Thirdly we had to choose our spots with a little more care. A few locales lent themselves quite nicely to this past summer's higher water conditions. It was strange watching anglers who had fond memories of parking their boats in front of the dam's curtains only to be blown away by the larger volume of water that was coming through the river at that time. With most of the dam's gates wide-open the latter was not a very good option.
In this fast water environment an inconspicuous locale showed up with a healthy population of catfish – "the locks" This locale held many cats even on those days when the water was cresting. Fishing in this locale, however, had some pitfalls. Firstly shore fishermen use the water just before and in front of this area. Common courtesy dictates that you don't drive over their lines. As obvious as this might seem, believe me I've seen some boat anglers do this with the resulting shore anglers responding with a variety of interesting expletives. Finally fishing in this area means that if the lock master asks you to leave you ought to do so as you really don't have a right to be there (unless you're actually using the locks to go up or down stream) and you're allowed to be there at the lock master's discretion.
A little further downstream are two smaller spots one on the east side and the other one behind a local establishment on the west side. Both of these points slowdown water to create a sort of "backwater eddy" – sorry Ed I just had to throw that one in. These areas were holding goldeye and shiners, two items high on a channel cats menu at any time of year. The strange things about these obvious fish magnets was that fish weren't always present even though the bait was there. On a regular guiding day I would check either spot, but wasn't shocked if fish weren't present at any given time of the day. However there were those days and particular times (early morning and later evening were best) when these spots would produce most of the action for a day's fishing.
A third area that became an active locale for catfish this particular summer was the floodway exit. Usually by the beginning of July the floodway has begun to dry up leaving its exit into the river high in dry. This was not the case throughout much of July 2002. The floodway was actually in use on two occasions when the gates were opened for the two crests that came that summer. I've written about this locale elsewhere as a summer locale to try after heavy rains, but this past summer was allowing us to fish as though spring had revisited us. Why is this particular location such a predictable fish magnet. It follows that with the water falling over the spillway oxygenating the water below, many of the predators we target would be chasing after the bait fish that would gather in this oxygen rich water.
A final locale on the main river that proved to be more effective than not were areas that were a lot shallower than we were used to fishing at this time of the year. At times it seemed as though a lot of catfish held in good numbers very close to shore… particularly in the morning and evening. There were, however, days when the fish would bite in this area all day or then again they wouldn't bite at all … Go figure that's fishing eh!
Ok during the summer 0f 2002 the fishery wasn't the same as it's been most summers, but this didn't mean that cats weren't around.
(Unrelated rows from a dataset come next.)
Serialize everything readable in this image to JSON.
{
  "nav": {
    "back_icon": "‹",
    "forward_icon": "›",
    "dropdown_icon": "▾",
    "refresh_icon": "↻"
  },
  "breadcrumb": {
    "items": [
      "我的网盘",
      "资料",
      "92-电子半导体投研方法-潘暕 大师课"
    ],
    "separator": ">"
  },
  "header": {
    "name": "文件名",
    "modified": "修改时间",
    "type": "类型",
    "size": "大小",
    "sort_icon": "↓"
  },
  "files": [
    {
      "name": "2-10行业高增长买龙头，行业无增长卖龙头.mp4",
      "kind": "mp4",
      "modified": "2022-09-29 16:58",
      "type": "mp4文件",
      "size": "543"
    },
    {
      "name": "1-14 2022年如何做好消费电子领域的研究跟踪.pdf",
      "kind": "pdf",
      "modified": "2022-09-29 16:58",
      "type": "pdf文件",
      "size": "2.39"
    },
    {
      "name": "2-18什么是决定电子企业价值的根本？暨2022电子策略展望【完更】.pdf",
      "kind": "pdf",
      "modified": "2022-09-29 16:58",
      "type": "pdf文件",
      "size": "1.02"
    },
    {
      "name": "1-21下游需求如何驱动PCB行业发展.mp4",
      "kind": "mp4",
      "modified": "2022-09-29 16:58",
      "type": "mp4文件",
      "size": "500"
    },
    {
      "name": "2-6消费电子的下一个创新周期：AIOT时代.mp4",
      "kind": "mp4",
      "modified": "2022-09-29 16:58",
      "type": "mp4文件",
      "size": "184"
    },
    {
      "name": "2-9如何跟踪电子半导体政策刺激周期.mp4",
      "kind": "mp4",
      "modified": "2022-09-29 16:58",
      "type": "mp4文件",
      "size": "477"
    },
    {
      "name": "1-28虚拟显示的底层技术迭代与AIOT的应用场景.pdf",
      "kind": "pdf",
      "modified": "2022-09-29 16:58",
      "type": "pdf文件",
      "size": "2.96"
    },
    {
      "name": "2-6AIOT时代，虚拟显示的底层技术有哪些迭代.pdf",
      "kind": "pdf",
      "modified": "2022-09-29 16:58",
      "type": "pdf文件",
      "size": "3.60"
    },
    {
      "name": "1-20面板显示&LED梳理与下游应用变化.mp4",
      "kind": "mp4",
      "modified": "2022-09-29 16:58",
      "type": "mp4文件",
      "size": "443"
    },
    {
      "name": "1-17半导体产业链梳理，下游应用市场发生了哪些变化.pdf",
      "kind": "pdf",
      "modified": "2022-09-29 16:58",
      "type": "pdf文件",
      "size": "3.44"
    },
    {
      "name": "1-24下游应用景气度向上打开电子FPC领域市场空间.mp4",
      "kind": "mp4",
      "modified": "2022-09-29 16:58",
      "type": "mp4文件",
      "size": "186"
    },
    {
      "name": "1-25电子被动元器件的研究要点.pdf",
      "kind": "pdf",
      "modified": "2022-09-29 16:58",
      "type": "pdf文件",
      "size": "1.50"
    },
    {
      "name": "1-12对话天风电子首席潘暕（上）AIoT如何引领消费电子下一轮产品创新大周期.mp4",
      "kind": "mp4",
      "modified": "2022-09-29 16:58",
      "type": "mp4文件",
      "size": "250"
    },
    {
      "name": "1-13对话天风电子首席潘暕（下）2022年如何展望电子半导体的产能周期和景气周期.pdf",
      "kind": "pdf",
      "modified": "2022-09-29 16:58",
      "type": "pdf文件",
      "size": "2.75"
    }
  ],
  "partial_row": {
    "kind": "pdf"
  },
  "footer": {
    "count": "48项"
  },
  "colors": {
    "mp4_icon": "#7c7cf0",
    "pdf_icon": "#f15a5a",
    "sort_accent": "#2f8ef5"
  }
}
On the contrary, with a little flexibility and and attention to a few significant details we were catching nearly as many catfish as we'd normally expect on the Red River on any given summer day. Cats on the Red when it crests…. yup can do!